Researchers from the University of California in Los Angeles (UCLA) report that a naturally occurring compound found in broccoli and broccoli sprouts may protect against inflammation of the respiratory tract that is linked to the diseases like asthma, allergic rhinitis and chronic obstructive pulmonary disease.
Sulforaphane, a chemical in broccoli and other cruciferous vegetables including Brussels sprouts, cabbage, kale and bok choy, increases antioxidant enzymes in the human airway. Broccoli sprouts, the immature version of the well-known vegetable, are the richest natural source of sulforaphane. Broccoli sprouts can contain 50 times more sulforaphane than mature broccoli.
Researchers gave 65 volunteers varying amounts of either broccoli or a placebo for three days. After three days, participants who consumed the broccoli sprouts doses of 100 grams and more had significant increases of antioxidant enzymes in their nasal airway cells compared with the placebo group. The participants who took the maximum broccoli sprout dosage of 200 grams generated more than a 100% increase of an antioxidant enzyme called GSTP1 and nearly 200% increase of another key enzyme called NQO1.
Study authors cannot yet recommend a specific dosage of sulforaphane, but they strongly recommend including broccoli and other cruciferous vegetables as part of a healthy diet.

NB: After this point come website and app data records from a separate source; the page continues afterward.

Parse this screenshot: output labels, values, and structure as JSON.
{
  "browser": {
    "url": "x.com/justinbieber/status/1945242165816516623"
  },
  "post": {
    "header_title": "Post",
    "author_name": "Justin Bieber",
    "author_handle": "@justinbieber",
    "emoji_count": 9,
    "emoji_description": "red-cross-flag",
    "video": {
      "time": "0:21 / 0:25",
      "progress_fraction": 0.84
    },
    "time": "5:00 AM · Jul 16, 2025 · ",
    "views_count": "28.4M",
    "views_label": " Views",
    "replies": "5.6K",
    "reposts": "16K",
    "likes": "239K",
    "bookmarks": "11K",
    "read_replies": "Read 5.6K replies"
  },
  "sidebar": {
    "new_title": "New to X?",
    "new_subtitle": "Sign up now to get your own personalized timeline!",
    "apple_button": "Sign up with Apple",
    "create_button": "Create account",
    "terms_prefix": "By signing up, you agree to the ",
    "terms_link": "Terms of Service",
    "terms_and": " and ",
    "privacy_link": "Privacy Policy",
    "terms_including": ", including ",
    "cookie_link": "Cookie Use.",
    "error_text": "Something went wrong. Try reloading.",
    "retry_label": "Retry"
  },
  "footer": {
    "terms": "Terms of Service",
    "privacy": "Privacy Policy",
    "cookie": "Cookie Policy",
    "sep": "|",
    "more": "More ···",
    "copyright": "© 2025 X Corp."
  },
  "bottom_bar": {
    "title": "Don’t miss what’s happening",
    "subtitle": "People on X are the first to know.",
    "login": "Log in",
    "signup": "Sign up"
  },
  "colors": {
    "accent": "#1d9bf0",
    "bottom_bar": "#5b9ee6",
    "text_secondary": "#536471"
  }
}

SOURCE: Broccoli may help protect against respiratory conditions like asthma, UCLA Newsroom, http://newsroom.ucla.edu/portal/ucla/broccoli-may-help-protect-against-81667.aspx